If you’re not a member yet, I would ask you to join up now. Not just because our journalism is getting better and better by the month, and being a member gets you access to brilliant writing in our members-only editions twice a week, not to mention our vast back catalogue of pieces. But because this new phase of The Mill is about building on the foundation we have established so far. Every new member we get now takes us another step down the road. From now, it’s all about strengthening and expanding this exciting venture by hiring more local journalists and sending them out to report on the stories you tell us about. If you join up, you will be a part of that story.
A lot of the exciting things we want to do rely on having much more revenue than we have right now. People often mention their favourite Mill stories — like Jack’s Mana piece or our big investigation into homelessness — but some don’t realise just how time-consuming those ones are. Months and months of reporting; huge amounts of editing; hundreds of pounds on lawyers’ fees. We want to do more of those stories, but we need more reporters in order to do that. There’s a reason why other media companies in Manchester haven’t deployed our formula before — there are no shortcuts in producing thoughtful, well-researched long-form journalism.

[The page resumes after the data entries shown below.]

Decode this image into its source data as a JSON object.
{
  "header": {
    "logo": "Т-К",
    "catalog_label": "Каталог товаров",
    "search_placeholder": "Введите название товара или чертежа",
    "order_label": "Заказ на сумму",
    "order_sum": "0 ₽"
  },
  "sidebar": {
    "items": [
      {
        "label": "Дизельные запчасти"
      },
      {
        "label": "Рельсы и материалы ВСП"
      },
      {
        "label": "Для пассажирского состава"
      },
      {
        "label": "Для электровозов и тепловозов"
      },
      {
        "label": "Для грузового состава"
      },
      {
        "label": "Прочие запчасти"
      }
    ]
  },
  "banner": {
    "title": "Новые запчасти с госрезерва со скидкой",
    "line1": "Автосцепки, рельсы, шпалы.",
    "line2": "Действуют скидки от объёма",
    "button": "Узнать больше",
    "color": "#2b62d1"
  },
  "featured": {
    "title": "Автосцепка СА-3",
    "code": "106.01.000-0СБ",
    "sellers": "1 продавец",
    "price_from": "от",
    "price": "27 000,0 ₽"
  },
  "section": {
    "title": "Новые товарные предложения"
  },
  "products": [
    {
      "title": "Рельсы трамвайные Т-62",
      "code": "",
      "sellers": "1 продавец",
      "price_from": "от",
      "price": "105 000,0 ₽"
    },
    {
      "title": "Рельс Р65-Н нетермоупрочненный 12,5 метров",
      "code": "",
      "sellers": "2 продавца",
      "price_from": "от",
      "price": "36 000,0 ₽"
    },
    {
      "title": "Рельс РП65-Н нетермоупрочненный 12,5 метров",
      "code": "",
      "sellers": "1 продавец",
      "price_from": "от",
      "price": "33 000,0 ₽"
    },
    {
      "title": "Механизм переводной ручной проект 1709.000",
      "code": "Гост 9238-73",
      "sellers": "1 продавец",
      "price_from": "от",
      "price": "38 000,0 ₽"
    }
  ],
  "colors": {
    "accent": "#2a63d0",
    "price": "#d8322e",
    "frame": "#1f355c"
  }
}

We’re now in a position where we get way, way more tips than we are able to work on. This week alone, readers have written in with tips and ideas about roughly a dozen stories, including ones about brilliant community projects, dodgy landlords, business discrepancies and a man killed by police — unhappily, when it comes to most of them we simply won’t have time to do initial calls about these topics, let alone dedicate the proper reporting time they require.
Our mission now is to take the type of journalism we’ve developed as a tiny team and apply it to more and more important stories. What you’ve been reading this year is the “minimum viable” version of The Mill — and it’s fantastic that it is now breaking even. But imagine how good it will be with 3,000 members and twice the staff, when we are able to write more about miscarriages of justice, the nitty-gritty of how this city is run, culture, business and other topics you ask about. Imagine what a powerhouse we will be when we have 5,000, and we can have a dedicated investigative unit and specialist reporters for key areas like education and health.
Trust me people — that is where we are heading. This project seemed like a massive long shot when we started out — when some of you joined the email list when it numbered in the hundreds — but I believed in it and so did you. A lot can be achieved by a group of people who believe in something and are stubbornly determined to achieve it. As Henry V says to the Earl of Salisbury at (Shakespeare’s version of) Agincourt: “All things are ready, if our minds be so.”
So off we go. Thanks to our members. And welcome to the ones who are about to jump aboard and make my Sunday afternoon. I will be on a walk with my mum when you read this, and she will be telling me to stop looking at my phone to check for the “New Member” emails we get. But let’s have them. If you think Greater Manchester requires a paper that can speak truth to power, entertain and shine a light on council decisions, we hope you’ll put your money where your mouth is. There’s never a better moment than today.
Joshi (Founder and Editor of The Mill)